> PROBLEM TO SOLVE
Using the records below, filter for lines that contain the string "activities" and copy them out.

(Dataset entries)
-----

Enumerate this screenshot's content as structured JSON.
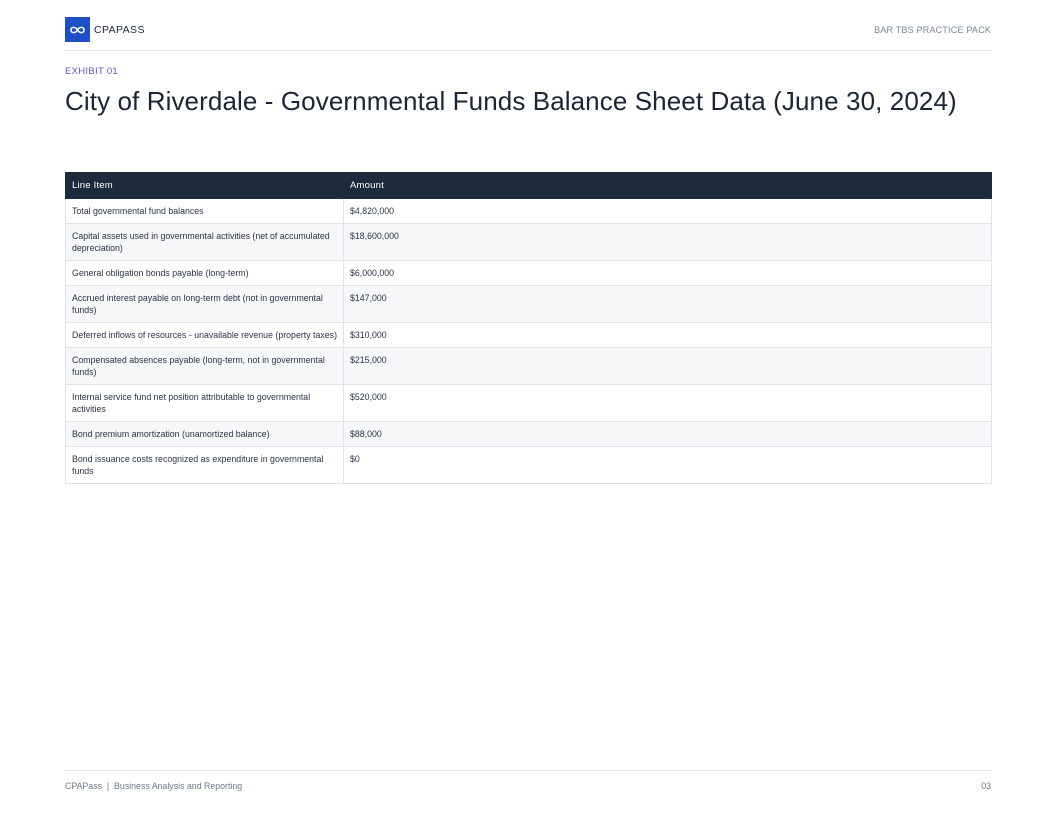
{
  "header": {
    "brand": "CPAPASS",
    "pack_label": "BAR TBS PRACTICE PACK",
    "logo_icon": "infinity-icon",
    "brand_color": "#1f4fc7"
  },
  "exhibit_label": "EXHIBIT 01",
  "title": "City of Riverdale - Governmental Funds Balance Sheet Data (June 30, 2024)",
  "table": {
    "columns": [
      "Line Item",
      "Amount"
    ],
    "rows": [
      [
        "Total governmental fund balances",
        "$4,820,000"
      ],
      [
        "Capital assets used in governmental activities (net of accumulated depreciation)",
        "$18,600,000"
      ],
      [
        "General obligation bonds payable (long-term)",
        "$6,000,000"
      ],
      [
        "Accrued interest payable on long-term debt (not in governmental funds)",
        "$147,000"
      ],
      [
        "Deferred inflows of resources - unavailable revenue (property taxes)",
        "$310,000"
      ],
      [
        "Compensated absences payable (long-term, not in governmental funds)",
        "$215,000"
      ],
      [
        "Internal service fund net position attributable to governmental activities",
        "$520,000"
      ],
      [
        "Bond premium amortization (unamortized balance)",
        "$88,000"
      ],
      [
        "Bond issuance costs recognized as expenditure in governmental funds",
        "$0"
      ]
    ]
  },
  "footer": {
    "left": "CPAPass  |  Business Analysis and Reporting",
    "page_number": "03"
  }
}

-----

> ANSWER BOX
        "Capital assets used in governmental activities (net of accumulated depreciation)",
        "Internal service fund net position attributable to governmental activities",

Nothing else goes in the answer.